And, should any children have symptoms of any kind — from a runny nose to a sore tummy — they have to have a COVID test before they can return. Parents aren’t allowed beyond the front door and teachers work with both a face mask and full shield. “Imagine how challenging it would be to give babies bottles, change them and play with them,” says Sopik of their educators. “They’re our heroes — we’re so proud of them and grateful. We wouldn’t have been able to operate without them.”

Their strict measures have paid off, resulting in minimal illness through the centres. “There’s been virtually no colds or flu this year because everyone is so careful,” Sopik says.

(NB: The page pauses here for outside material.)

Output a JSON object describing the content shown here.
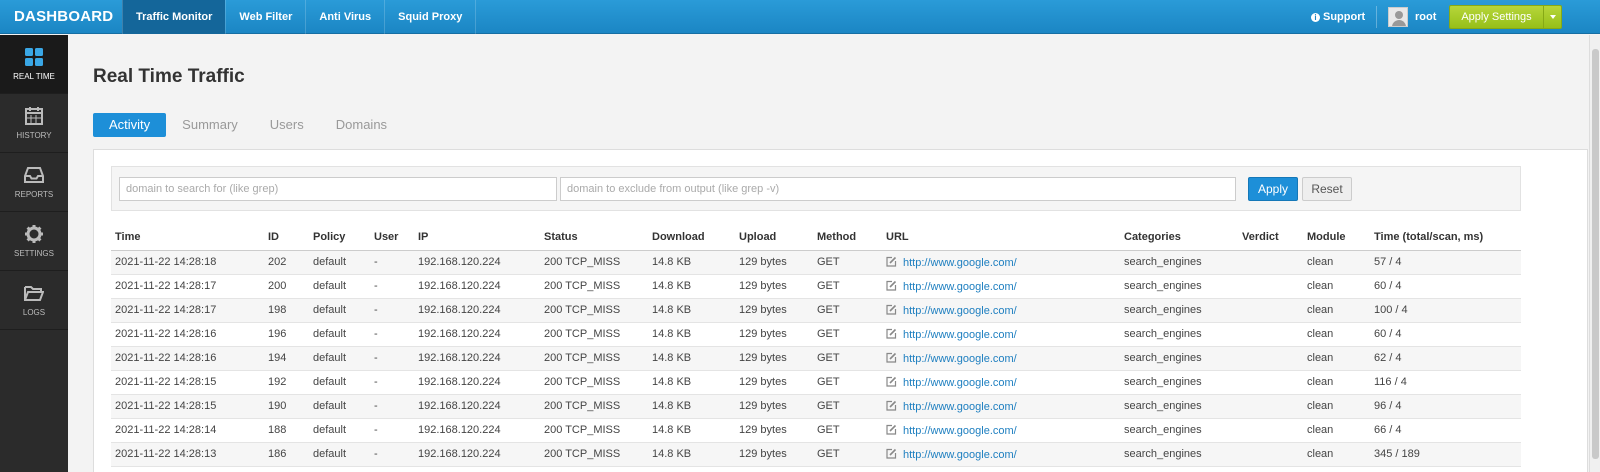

As Canadians have seen throughout the pandemic, even the best-laid plans have to be consistently adapted as new challenges surface regularly. The surge in Nova Scotia, for instance, after a year of nearly no cases, caused one centre to shut down for a period. “We learned that just when we think we can sit for a minute and feel that we’ve got this, there’s something new happening,” says Sopik. Their next challenge, she admits, will be how some teachers may not wish to get vaccinated. “We can encourage them but we can’t force them,” she says. “But if a parent lives with their elderly parents, will they need the assurance that all workers have been vaccinated? There are a lot of challenges on the horizon — it’s not going to be a matter of snapping your fingers and life going back to normal.”

Creating Vibrant Virtual Solutions

Even before the pandemic, Kids & Company has offered a robust lineup of online resources for parents who work in member organizations — regardless of whether or not they have a child enrolled in their centres.

“Because we are corporately focused, we started doing webinars a number of years ago,” explains Linda Starr, Vice President, Sales & Marketing. “Since the pandemic started, we really pivoted and started hosting more webinars on a variety of topics, such as supporting young children through transition stages, sleep techniques, building resilience in school-aged children and more. We now also run activities for families and virtual events for children.”

Today, Kids & Company offers consistent family-focused events that include magicians, storytelling and singalongs. Their chef created a menu and sent out recipe cards to families who were interested in cooking classes. The objective is to offer one big family event per month, such as a yoga session, a virtual tour of a zoo or aquarium or other family-friendly entertainment.

As the country gradually re-opens, Kids & Company plans to continue virtual offerings, given the positive feedback they’ve received. But they’re also looking forward to the time when they can once again offer their very popular date night special, where parents get a day or a night of child care on the house to get the time they deserve.

“Right now we’re focused on doing the best we can,” says Sopik. “It’s tough for everybody at all different levels. We want to thank our families for being so patient with us.”

As an award-winning, innovative Canadian business, Kids & Company has demonstrated the flexibility, resilience and adaptability needed to get through the pandemic. Their quick thinking and people-first approach enabled them to offer consistent, reliable and safe solutions for parents and children.

This article is intended as general information only and is not to be relied upon as constituting legal, financial or other professional advice. A professional advisor should be consulted regarding your specific situation. Information presented is believed to be factual and up-to-date but we do not guarantee its accuracy and it should not be regarded as a complete analysis of the subjects discussed. All expressions of opinion reflect the judgment of the authors as of the date of publication and are subject to change. No endorsement of any third parties or their advice, opinions, information, products or services is expressly given or implied by Royal Bank of Canada or any of its affiliates.

Share This Article


Entrepreneur Parenting